<<<<
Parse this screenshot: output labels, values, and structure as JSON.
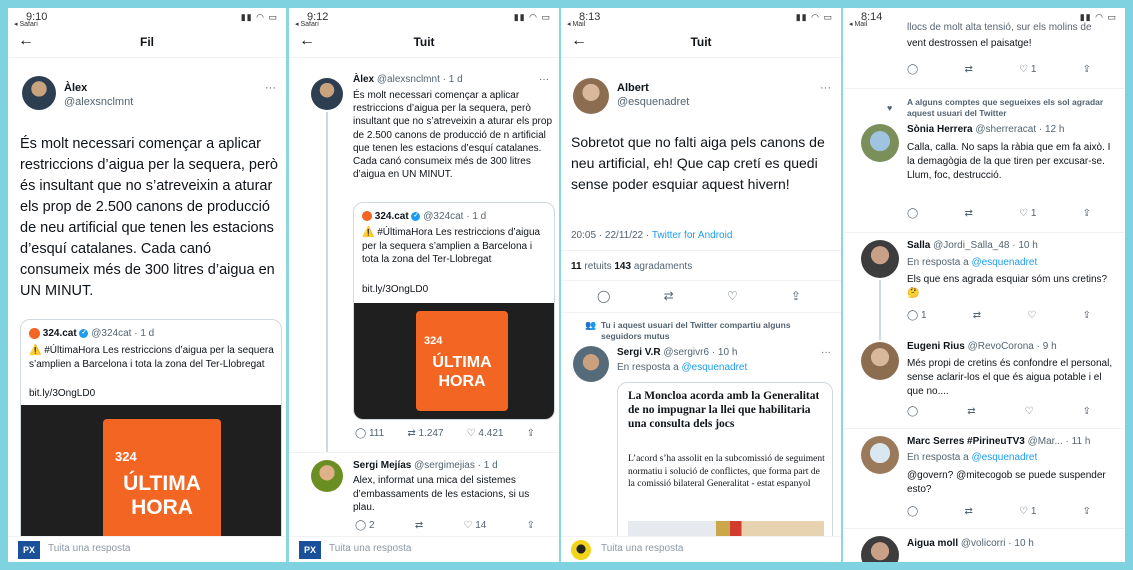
{
  "panel1": {
    "status_time": "9:10",
    "status_back": "◂ Safari",
    "title": "Fil",
    "author_name": "Àlex",
    "author_handle": "@alexsnclmnt",
    "tweet_text": "És molt necessari començar a aplicar restriccions d’aigua per la sequera, però és insultant que no s’atreveixin a aturar els prop de 2.500 canons de producció de neu artificial que tenen les estacions d’esquí catalanes. Cada canó consumeix més de 300 litres d’aigua en UN MINUT.",
    "quote_name": "324.cat",
    "quote_handle": "@324cat · 1 d",
    "quote_text": "⚠️ #ÚltimaHora Les restriccions d’aigua per la sequera s’amplien a Barcelona i tota la zona del Ter-Llobregat",
    "quote_link": "bit.ly/3OngLD0",
    "image_logo": "324",
    "image_line1": "ÚLTIMA",
    "image_line2": "HORA",
    "reply_logo": "PX",
    "reply_placeholder": "Tuita una resposta"
  },
  "panel2": {
    "status_time": "9:12",
    "status_back": "◂ Safari",
    "title": "Tuit",
    "author_name": "Àlex",
    "author_handle": "@alexsnclmnt · 1 d",
    "tweet_text": "És molt necessari començar a aplicar restriccions d’aigua per la sequera, però insultant que no s’atreveixin a aturar els prop de 2.500 canons de producció de n artificial que tenen les estacions d’esquí catalanes. Cada canó consumeix més de 300 litres d’aigua en UN MINUT.",
    "quote_name": "324.cat",
    "quote_handle": "@324cat · 1 d",
    "quote_text": "⚠️ #ÚltimaHora Les restriccions d’aigua per la sequera s’amplien a Barcelona i tota la zona del Ter-Llobregat",
    "quote_link": "bit.ly/3OngLD0",
    "image_logo": "324",
    "image_line1": "ÚLTIMA",
    "image_line2": "HORA",
    "stat_replies": "111",
    "stat_retweets": "1.247",
    "stat_likes": "4.421",
    "reply_name": "Sergi Mejías",
    "reply_handle": "@sergimejias · 1 d",
    "reply_text": "Alex, informat una mica del sistemes d’embassaments de les estacions, si us plau.",
    "reply_replies": "2",
    "reply_likes": "14",
    "reply_logo": "PX",
    "reply_placeholder": "Tuita una resposta"
  },
  "panel3": {
    "status_time": "8:13",
    "status_back": "◂ Mail",
    "title": "Tuit",
    "author_name": "Albert",
    "author_handle": "@esquenadret",
    "tweet_text": "Sobretot que no falti aiga pels canons de neu artificial, eh! Que cap cretí es quedi sense poder esquiar aquest hivern!",
    "timestamp": "20:05 · 22/11/22 · ",
    "client": "Twitter for Android",
    "retweets_count": "11",
    "retweets_label": "retuits",
    "likes_count": "143",
    "likes_label": "agradaments",
    "social_context": "Tu i aquest usuari del Twitter compartiu alguns seguidors mutus",
    "reply_name": "Sergi V.R",
    "reply_handle": "@sergivr6 · 10 h",
    "reply_to_prefix": "En resposta a ",
    "reply_to_user": "@esquenadret",
    "article_title": "La Moncloa acorda amb la Generalitat de no impugnar la llei que habilitaria una consulta dels jocs",
    "article_body": "L’acord s’ha assolit en la subcomissió de seguiment normatiu i solució de conflictes, que forma part de la comissió bilateral Generalitat - estat espanyol",
    "reply_placeholder": "Tuita una resposta"
  },
  "panel4": {
    "status_time": "8:14",
    "status_back": "◂ Mail",
    "top_text_1": "llocs de molt alta tensió, sur els molins de",
    "top_text_2": "vent destrossen el paisatge!",
    "top_likes": "1",
    "liked_context": "A alguns comptes que segueixes els sol agradar aquest usuari del Twitter",
    "replies": [
      {
        "name": "Sònia Herrera",
        "handle": "@sherreracat · 12 h",
        "reply_to": "",
        "text": "Calla, calla. No saps la ràbia que em fa això. I la demagògia de la que tiren per excusar-se. Llum, foc, destrucció.",
        "likes": "1"
      },
      {
        "name": "Salla",
        "handle": "@Jordi_Salla_48 · 10 h",
        "reply_to": "@esquenadret",
        "text": "Els que ens agrada esquiar sóm uns cretins? 🤔",
        "replies": "1",
        "likes": ""
      },
      {
        "name": "Eugeni Rius",
        "handle": "@RevoCorona · 9 h",
        "reply_to": "",
        "text": "Més propi de cretins és confondre el personal, sense aclarir-los el que és aigua potable i el que no....",
        "likes": ""
      },
      {
        "name": "Marc Serres #PirineuTV3",
        "handle": "@Mar... · 11 h",
        "reply_to": "@esquenadret",
        "text": "@govern? @mitecogob se puede suspender esto?",
        "likes": "1"
      },
      {
        "name": "Aigua moll",
        "handle": "@volicorri · 10 h",
        "reply_to": "",
        "text": "",
        "likes": ""
      }
    ],
    "reply_prefix": "En resposta a "
  },
  "icons": {
    "reply": "◯",
    "retweet": "⇄",
    "like": "♡",
    "share": "⇪"
  },
  "colors": {
    "accent": "#1d9bf0",
    "frame": "#8ad6e2",
    "orange": "#f26522"
  }
}
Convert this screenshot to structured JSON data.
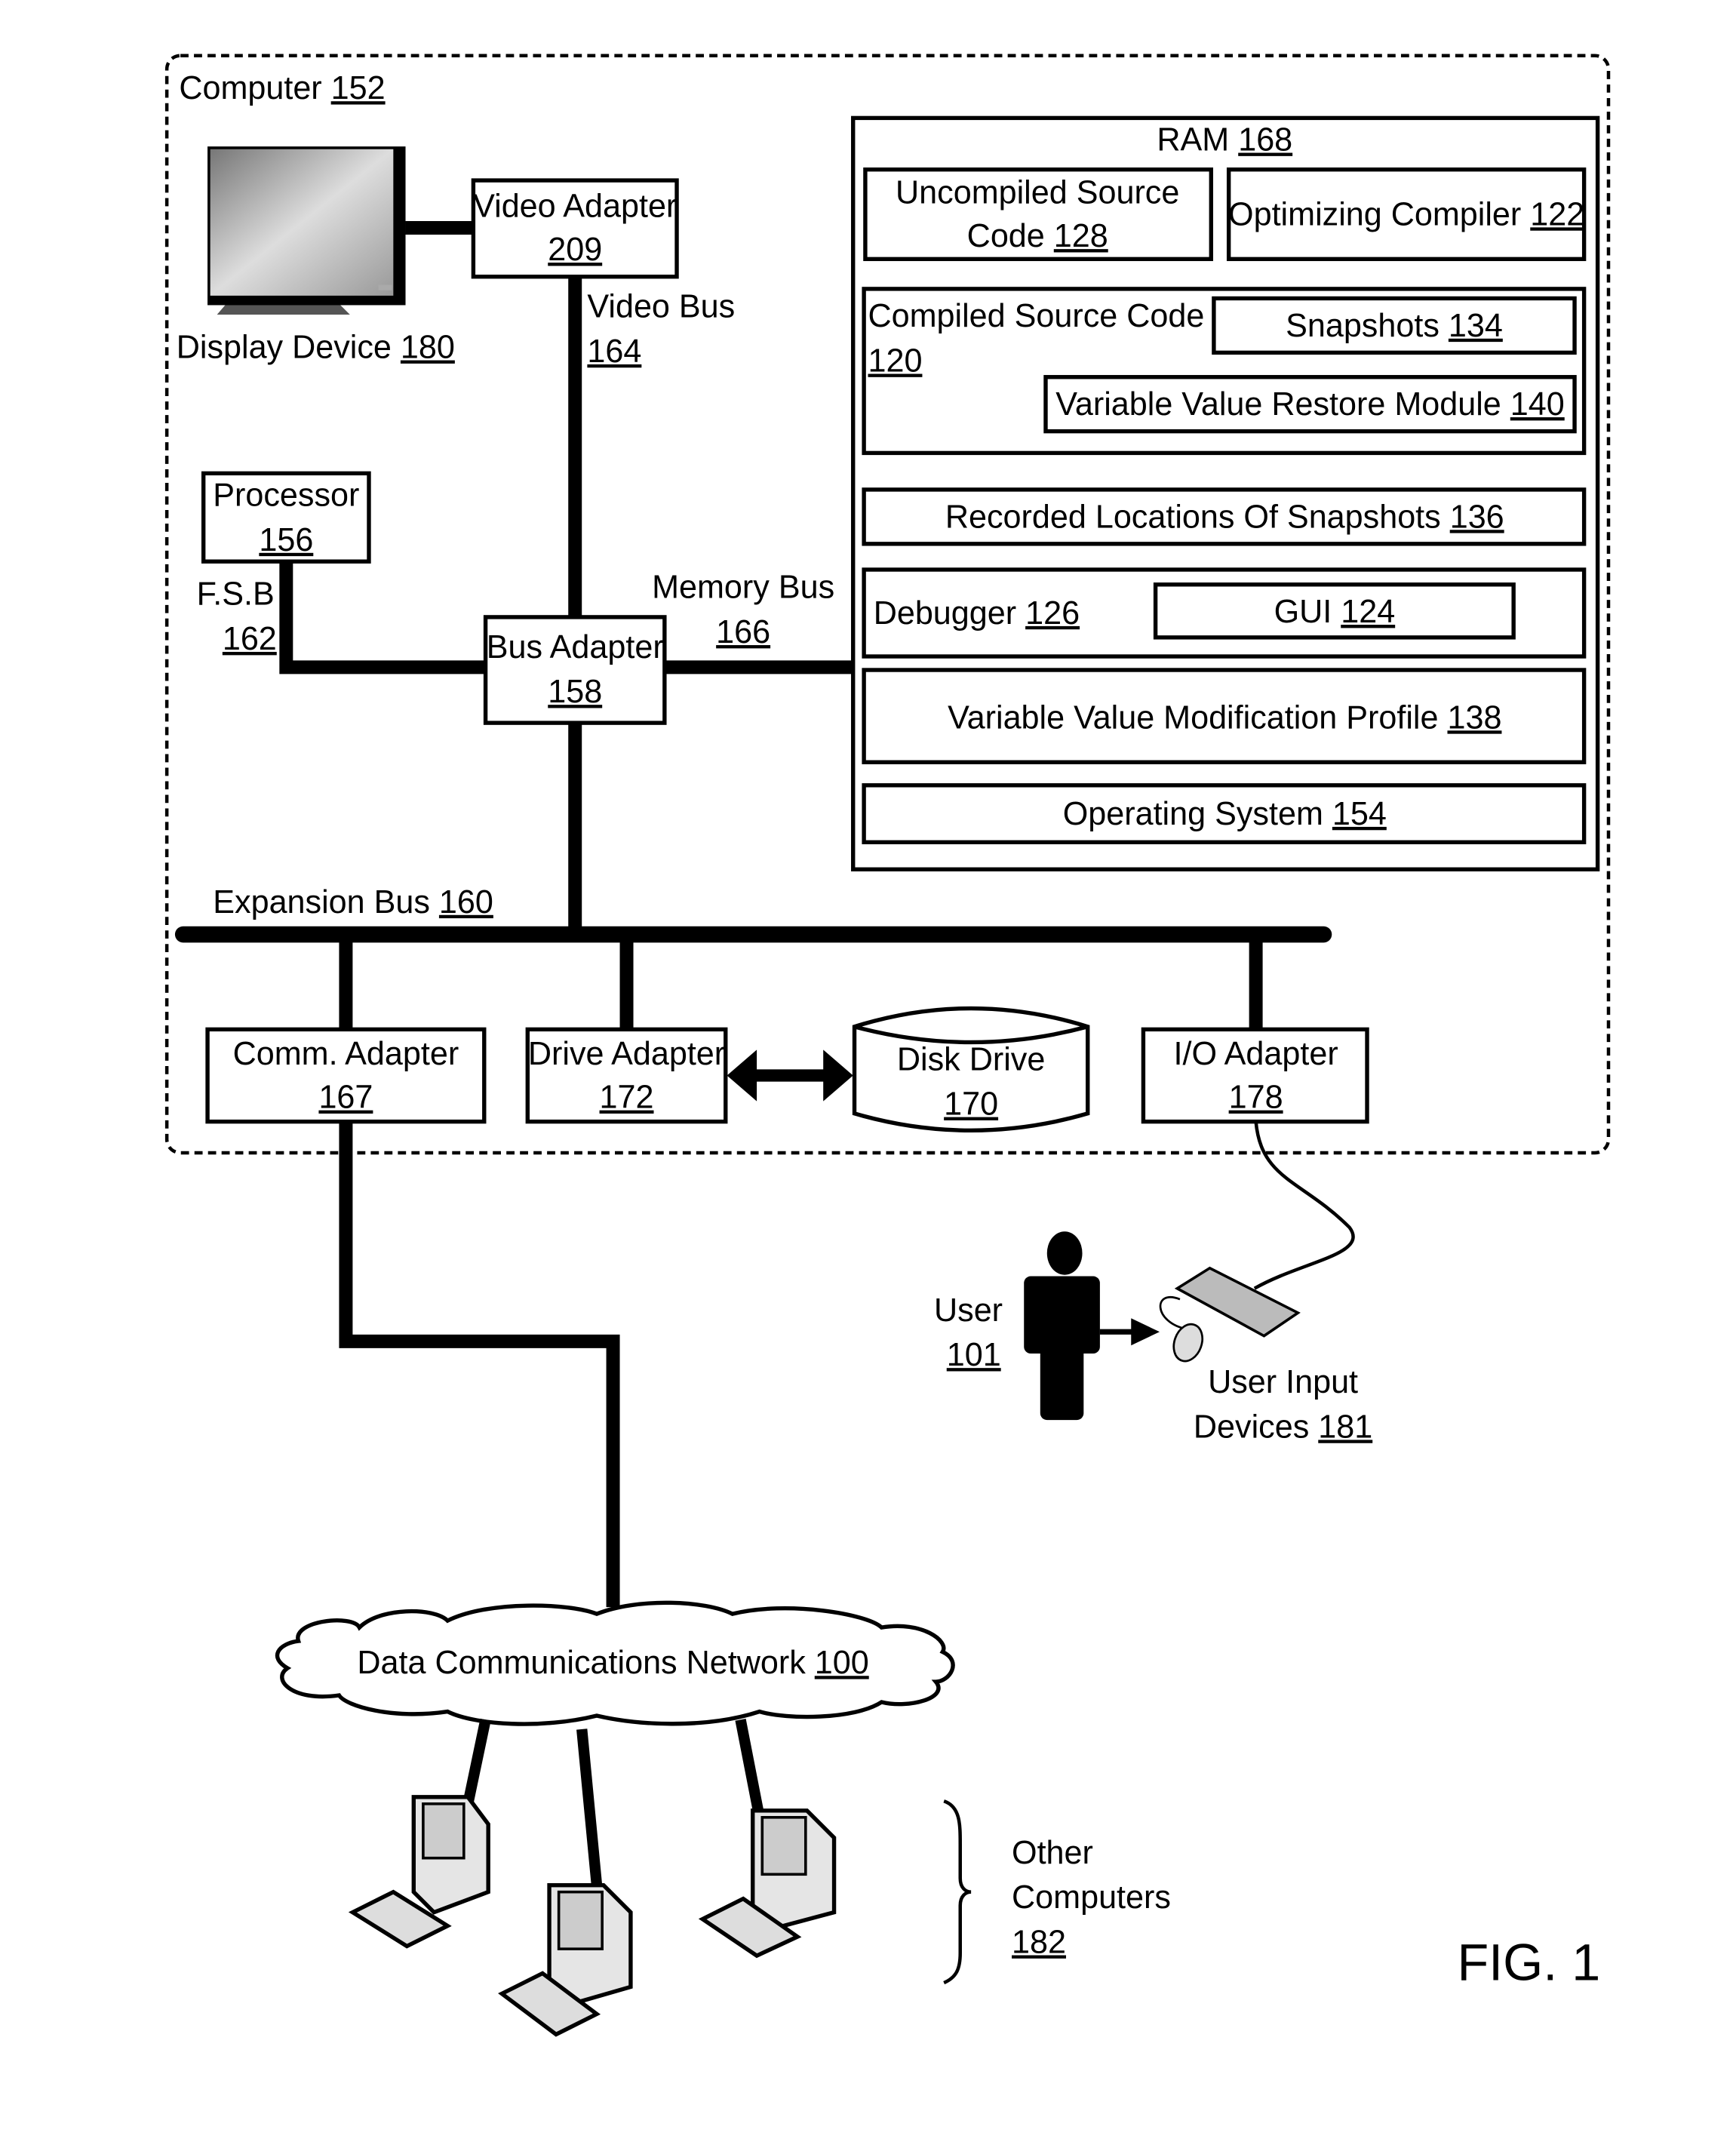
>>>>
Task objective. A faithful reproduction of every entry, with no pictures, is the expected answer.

Exercise solution.
Parse this screenshot: output labels, values, and structure as JSON.
{
  "panel1": {
    "status_time": "9:10",
    "status_back": "◂ Safari",
    "title": "Fil",
    "author_name": "Àlex",
    "author_handle": "@alexsnclmnt",
    "tweet_text": "És molt necessari començar a aplicar restriccions d’aigua per la sequera, però és insultant que no s’atreveixin a aturar els prop de 2.500 canons de producció de neu artificial que tenen les estacions d’esquí catalanes. Cada canó consumeix més de 300 litres d’aigua en UN MINUT.",
    "quote_name": "324.cat",
    "quote_handle": "@324cat · 1 d",
    "quote_text": "⚠️ #ÚltimaHora Les restriccions d’aigua per la sequera s’amplien a Barcelona i tota la zona del Ter-Llobregat",
    "quote_link": "bit.ly/3OngLD0",
    "image_logo": "324",
    "image_line1": "ÚLTIMA",
    "image_line2": "HORA",
    "reply_logo": "PX",
    "reply_placeholder": "Tuita una resposta"
  },
  "panel2": {
    "status_time": "9:12",
    "status_back": "◂ Safari",
    "title": "Tuit",
    "author_name": "Àlex",
    "author_handle": "@alexsnclmnt · 1 d",
    "tweet_text": "És molt necessari començar a aplicar restriccions d’aigua per la sequera, però insultant que no s’atreveixin a aturar els prop de 2.500 canons de producció de n artificial que tenen les estacions d’esquí catalanes. Cada canó consumeix més de 300 litres d’aigua en UN MINUT.",
    "quote_name": "324.cat",
    "quote_handle": "@324cat · 1 d",
    "quote_text": "⚠️ #ÚltimaHora Les restriccions d’aigua per la sequera s’amplien a Barcelona i tota la zona del Ter-Llobregat",
    "quote_link": "bit.ly/3OngLD0",
    "image_logo": "324",
    "image_line1": "ÚLTIMA",
    "image_line2": "HORA",
    "stat_replies": "111",
    "stat_retweets": "1.247",
    "stat_likes": "4.421",
    "reply_name": "Sergi Mejías",
    "reply_handle": "@sergimejias · 1 d",
    "reply_text": "Alex, informat una mica del sistemes d’embassaments de les estacions, si us plau.",
    "reply_replies": "2",
    "reply_likes": "14",
    "reply_logo": "PX",
    "reply_placeholder": "Tuita una resposta"
  },
  "panel3": {
    "status_time": "8:13",
    "status_back": "◂ Mail",
    "title": "Tuit",
    "author_name": "Albert",
    "author_handle": "@esquenadret",
    "tweet_text": "Sobretot que no falti aiga pels canons de neu artificial, eh! Que cap cretí es quedi sense poder esquiar aquest hivern!",
    "timestamp": "20:05 · 22/11/22 · ",
    "client": "Twitter for Android",
    "retweets_count": "11",
    "retweets_label": "retuits",
    "likes_count": "143",
    "likes_label": "agradaments",
    "social_context": "Tu i aquest usuari del Twitter compartiu alguns seguidors mutus",
    "reply_name": "Sergi V.R",
    "reply_handle": "@sergivr6 · 10 h",
    "reply_to_prefix": "En resposta a ",
    "reply_to_user": "@esquenadret",
    "article_title": "La Moncloa acorda amb la Generalitat de no impugnar la llei que habilitaria una consulta dels jocs",
    "article_body": "L’acord s’ha assolit en la subcomissió de seguiment normatiu i solució de conflictes, que forma part de la comissió bilateral Generalitat - estat espanyol",
    "reply_placeholder": "Tuita una resposta"
  },
  "panel4": {
    "status_time": "8:14",
    "status_back": "◂ Mail",
    "top_text_1": "llocs de molt alta tensió, sur els molins de",
    "top_text_2": "vent destrossen el paisatge!",
    "top_likes": "1",
    "liked_context": "A alguns comptes que segueixes els sol agradar aquest usuari del Twitter",
    "replies": [
      {
        "name": "Sònia Herrera",
        "handle": "@sherreracat · 12 h",
        "reply_to": "",
        "text": "Calla, calla. No saps la ràbia que em fa això. I la demagògia de la que tiren per excusar-se. Llum, foc, destrucció.",
        "likes": "1"
      },
      {
        "name": "Salla",
        "handle": "@Jordi_Salla_48 · 10 h",
        "reply_to": "@esquenadret",
        "text": "Els que ens agrada esquiar sóm uns cretins? 🤔",
        "replies": "1",
        "likes": ""
      },
      {
        "name": "Eugeni Rius",
        "handle": "@RevoCorona · 9 h",
        "reply_to": "",
        "text": "Més propi de cretins és confondre el personal, sense aclarir-los el que és aigua potable i el que no....",
        "likes": ""
      },
      {
        "name": "Marc Serres #PirineuTV3",
        "handle": "@Mar... · 11 h",
        "reply_to": "@esquenadret",
        "text": "@govern? @mitecogob se puede suspender esto?",
        "likes": "1"
      },
      {
        "name": "Aigua moll",
        "handle": "@volicorri · 10 h",
        "reply_to": "",
        "text": "",
        "likes": ""
      }
    ],
    "reply_prefix": "En resposta a "
  },
  "icons": {
    "reply": "◯",
    "retweet": "⇄",
    "like": "♡",
    "share": "⇪"
  },
  "colors": {
    "accent": "#1d9bf0",
    "frame": "#8ad6e2",
    "orange": "#f26522"
  }
}
Convert this screenshot to structured JSON data.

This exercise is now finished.